So, as soon as I’m done writing BUBBLES REBOOTS for my old friend Josh Simon who is battling a helluva cancer diagnosis, I’m thinking of giving Bubbles a chance to express her more sensual side. The recommendation from another author was to call the series BUBBLES AFTER DARK, which I love if only because my drafts will be slugged B.A.D. The B.A.D books would be relatively short and sweet, about 40k words, but they would definitely be sexier. Ideally, downright hot.
Of course, I risk ticking off some of my more conservative readers, of whom there are many. On the other hand, they wouldn’t have to buy a B.A.D. book if they didn’t want to, and the regular Bubbles books wouldn’t be tainted by the image of what Bubbles is up to sans tube top.
Why take the chance? Several reasons, some noble, some not so much. If I’m being honest, I’ll admit that in this ruthless publishing world today, sex sells. But also, sex is difficult to write or, to be more accurate, difficult to write well. I know because the first time I tried it, the then publisher of Dutton, the great Carole Baron, had to call me at at home and talk me through the scene. This goes down as one of the more embarrassing moments of my publishing career. I could only imagine my regular editors passing the buck, “No, you call her. No, you!” because the chapter was so awful and the prospect of setting me straight so awkward. Yuck. Still gives me shivers.
Anyway, I did rewrite (and rewrite and rewrite) the scene and was rewarded months after it was published by an amazing letter from the grandmother of a rape victim who appreciated the underlying message that true love conquered prior abuse. (Thank you, Carole.)

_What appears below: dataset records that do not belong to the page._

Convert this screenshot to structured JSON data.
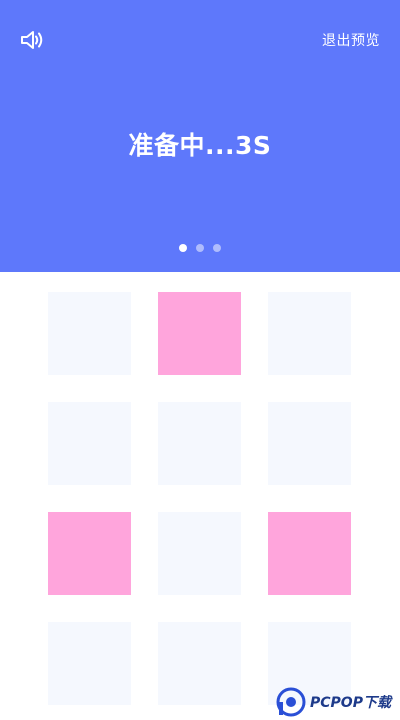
{
  "header": {
    "status_text": "准备中...3S",
    "exit_label": "退出预览",
    "sound_icon": "speaker-icon",
    "bg_color": "#5e78fb",
    "page_dots": {
      "count": 3,
      "active_index": 0
    }
  },
  "grid": {
    "rows": 4,
    "columns": 3,
    "active_color": "#ffa5dc",
    "inactive_color": "#f5f8fe",
    "cells": [
      [
        false,
        true,
        false
      ],
      [
        false,
        false,
        false
      ],
      [
        true,
        false,
        true
      ],
      [
        false,
        false,
        false
      ]
    ]
  },
  "watermark": {
    "text": "PCPOP下载"
  }
}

I ended up loving that experience and wanted to write more, except back then, under the strict branding that Bubbles enjoyed, the general consensus was that she should definitely not be steaming up the pages. Okay, but now that I’m self publishing these Bubbles books, I’m free to chart my own course and, ipso facto, fall on my own sword. I feel like a teenager who’s just passed her driver’s test and is taking the car a virgin solo spin. Look out because I could be driving on the sidewalk.
That said, developing the sensual side of a character who is obviously so sexual in her dress, appearance and kindness, is an irresistible challenge. I also like the idea of incorporating humor into what can too often be an needlessly serious genre. (Yes, I realize there are tons of great romance writers who can juggle both.) And I believe sex is a healthy, normal part of life for a grown woman – so why should Bubbles be denied?
I’d be interested to know what books you’ve loved that incorporated hot romance and humor. Because if there’s anything I’ve learned as an author, it’s that in order to write, you have to read – a lot. And I can think of worse assignments than having to spend some evenings poring over bare-chested cowboys and rugged highlanders.